What a difference a month makes! On 2023-04-03 a post here, “Geoffrey Hinton, Neural Network Pioneer, on Artificial Intelligence”, presented a CBS Saturday Morning interview with artificial intelligence pioneer Geoffrey Hinton, who has divided his time for the last ten years between the University of Toronto and Google’s “Google Brain” project. Hinton was one of the first artificial intelligence (AI) researchers to advocate artificial neural networks and was one of the developers and promoters of the backpropagation technique for training these networks, which has become central to building the large language models and generative AI systems announced in the last two years.
In the interview, he was largely dismissive of apocalyptic scenarios regarding the development and deployment of AI systems and cited Google as a company taking great care to guard against risks posed by this technology.
That was then.
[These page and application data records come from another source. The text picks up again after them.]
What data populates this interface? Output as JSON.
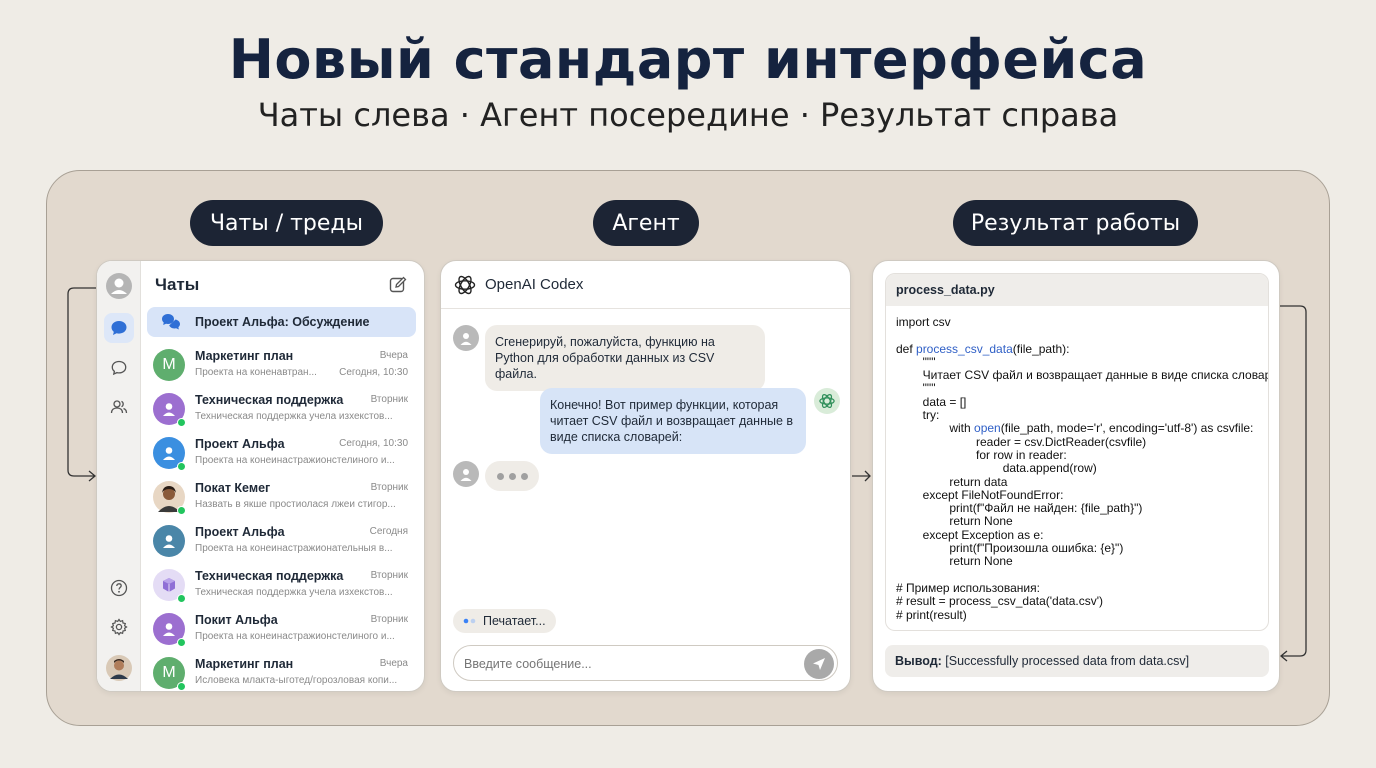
{
  "hero": {
    "title": "Новый стандарт интерфейса",
    "subtitle": "Чаты слева · Агент посередине · Результат справа"
  },
  "sections": {
    "chats_label": "Чаты / треды",
    "agent_label": "Агент",
    "result_label": "Результат работы"
  },
  "chats": {
    "title": "Чаты",
    "selected": {
      "label": "Проект Альфа: Обсуждение"
    },
    "items": [
      {
        "name": "Маркетинг план",
        "time": "Вчера",
        "preview": "Проекта на коненавтран...",
        "time2": "Сегодня, 10:30",
        "avatar": "M",
        "color": "#5fae6e"
      },
      {
        "name": "Техническая поддержка",
        "time": "Вторник",
        "preview": "Техническая поддержка учела изхекстов...",
        "avatar": "",
        "color": "#9c6fd0"
      },
      {
        "name": "Проект Альфа",
        "time": "Сегодня, 10:30",
        "preview": "Проекта на конеинастражионстелиного и...",
        "avatar": "",
        "color": "#3b8fe0"
      },
      {
        "name": "Покат Кемег",
        "time": "Вторник",
        "preview": "Назвать в якше простиолася лжеи стигор...",
        "avatar": "",
        "color": "#5a4638"
      },
      {
        "name": "Проект Альфа",
        "time": "Сегодня",
        "preview": "Проекта на конеинастражионательныя в...",
        "avatar": "",
        "color": "#4a86a8"
      },
      {
        "name": "Техническая поддержка",
        "time": "Вторник",
        "preview": "Техническая поддержка учела изхекстов...",
        "avatar": "",
        "color": "#c9b8ec"
      },
      {
        "name": "Покит Альфа",
        "time": "Вторник",
        "preview": "Проекта на конеинастражионстелиного и...",
        "avatar": "",
        "color": "#9c6fd0"
      },
      {
        "name": "Маркетинг план",
        "time": "Вчера",
        "preview": "Исловека млакта-ыготед/горозловая копи...",
        "avatar": "M",
        "color": "#5fae6e"
      }
    ]
  },
  "agent": {
    "title": "OpenAI Codex",
    "user_message": "Сгенерируй, пожалуйста, функцию на Python для обработки данных из CSV файла.",
    "bot_message": "Конечно! Вот пример функции, которая читает CSV файл и возвращает данные в виде списка словарей:",
    "status": "Печатает...",
    "input_placeholder": "Введите сообщение..."
  },
  "result": {
    "filename": "process_data.py",
    "code_lines": [
      "import csv",
      "",
      "def |process_csv_data|(file_path):",
      "        \"\"\"",
      "        Читает CSV файл и возвращает данные в виде списка словарей.",
      "        \"\"\"",
      "        data = []",
      "        try:",
      "                with |open|(file_path, mode='r', encoding='utf-8') as csvfile:",
      "                        reader = csv.DictReader(csvfile)",
      "                        for row in reader:",
      "                                data.append(row)",
      "                return data",
      "        except FileNotFoundError:",
      "                print(f\"Файл не найден: {file_path}\")",
      "                return None",
      "        except Exception as e:",
      "                print(f\"Произошла ошибка: {e}\")",
      "                return None",
      "",
      "# Пример использования:",
      "# result = process_csv_data('data.csv')",
      "# print(result)"
    ],
    "output_label": "Вывод:",
    "output_value": " [Successfully processed data from data.csv]"
  },
  "colors": {
    "navy": "#15233f",
    "pill": "#1c2434",
    "frame": "#e2d9ce",
    "selected": "#d8e4f8",
    "bot_bubble": "#d7e4f7",
    "online": "#22c55e",
    "code_fn": "#2f5fc6"
  }
}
Now, on 2023-05-01, he has announced he has quit his job at Google and, in an interview with the New York Times describes why and how he has changed his mind about AI research and deployment.
On Monday [2023-05-01], however, he officially joined a growing chorus of critics who say those companies are racing toward danger with their aggressive campaign to create products based on generative artificial intelligence, the technology that powers popular chatbots like ChatGPT.
Dr. Hinton said he has quit his job at Google, where he has worked for more than a decade and became one of the most respected voices in the field, so he can freely speak out about the risks of A.I. A part of him, he said, now regrets his life’s work.
“I console myself with the normal excuse: If I hadn’t done it, somebody else would have,” Dr. Hinton said during a lengthy interview last week in the dining room of his home in Toronto, a short walk from where he and his students made their breakthrough.
Dr. Hinton’s journey from A.I. groundbreaker to doomsayer marks a remarkable moment for the technology industry at perhaps its most important inflection point in decades. Industry leaders believe the new A.I. systems could be as important as the introduction of the web browser in the early 1990s and could lead to breakthroughs in areas ranging from drug research to education.
After discussing the open letter advocating a pause in training large AI systems (see “Pause Giant AI Experiments”, posted here on 2023-03-29) and a second letter from the Association for the Advancement of Artificial Intelligence, the article notes:
Dr. Hinton, often called “the Godfather of A.I.,” did not sign either of those letters and said he did not want to publicly criticize Google or other companies until he had quit his job. He notified the company last month that he was resigning, and on Thursday, he talked by phone with Sundar Pichai, the chief executive of Google’s parent company, Alphabet. He declined to publicly discuss the details of his conversation with Mr. Pichai.
Then, last year, as Google and OpenAI built systems using much larger amounts of data, his view changed. He still believed the systems were inferior to the human brain in some ways but he thought they were eclipsing human intelligence in others. “Maybe what is going on in these systems,” he said, “is actually a lot better than what is going on in the brain.”
As companies improve their A.I. systems, he believes, they become increasingly dangerous. “Look at how it was five years ago and how it is now,” he said of A.I. technology. “Take the difference and propagate it forwards. That’s scary.”
Until last year, he said, Google acted as a “proper steward” for the technology, careful not to release something that might cause harm. But now that Microsoft has augmented its Bing search engine with a chatbot — challenging Google’s core business — Google is racing to deploy the same kind of technology. The tech giants are locked in a competition that might be impossible to stop, Dr. Hinton said.
“The idea that this stuff could actually get smarter than people — a few people believed that,” he said. “But most people thought it was way off. And I thought it was way off. I thought it was 30 to 50 years or even longer away. Obviously, I no longer think that.”
Dr. Hinton said that when people used to ask him how he could work on technology that was potentially dangerous, he would paraphrase Robert Oppenheimer, who led the U.S. effort to build the atomic bomb: “When you see something that is technically sweet, you go ahead and do it.”
He does not say that anymore.
Recall that when Ray Kurzweil, who has worked at Google since 2012, predicted in 2014 that human-level artificial general intelligence would be developed by 2029:
few people took him, or his predictions, seriously.
It’s hard to know where to start with Ray Kurzweil. With the fact that he takes 150 pills a day and is intravenously injected on a weekly basis with a dizzying list of vitamins, dietary supplements, and substances that sound about as scientifically effective as face cream: coenzyme Q10, phosphatidycholine, glutathione?
With the fact that he believes that he has a good chance of living for ever? He just has to stay alive “long enough” to be around for when the great life-extending technologies kick in (he’s 66 and he believes that “some of the baby-boomers will make it through”). Or with the fact that he’s predicted that in 15 years’ time, computers are going to trump people. That they will be smarter than we are. Not just better at doing sums than us and knowing what the best route is to Basildon. They already do that. But that they will be able to understand what we say, learn from experience, crack jokes, tell stories, flirt. Ray Kurzweil believes that, by 2029, computers will be able to do all the things that humans do. Only better.
Now they’re starting to pay attention.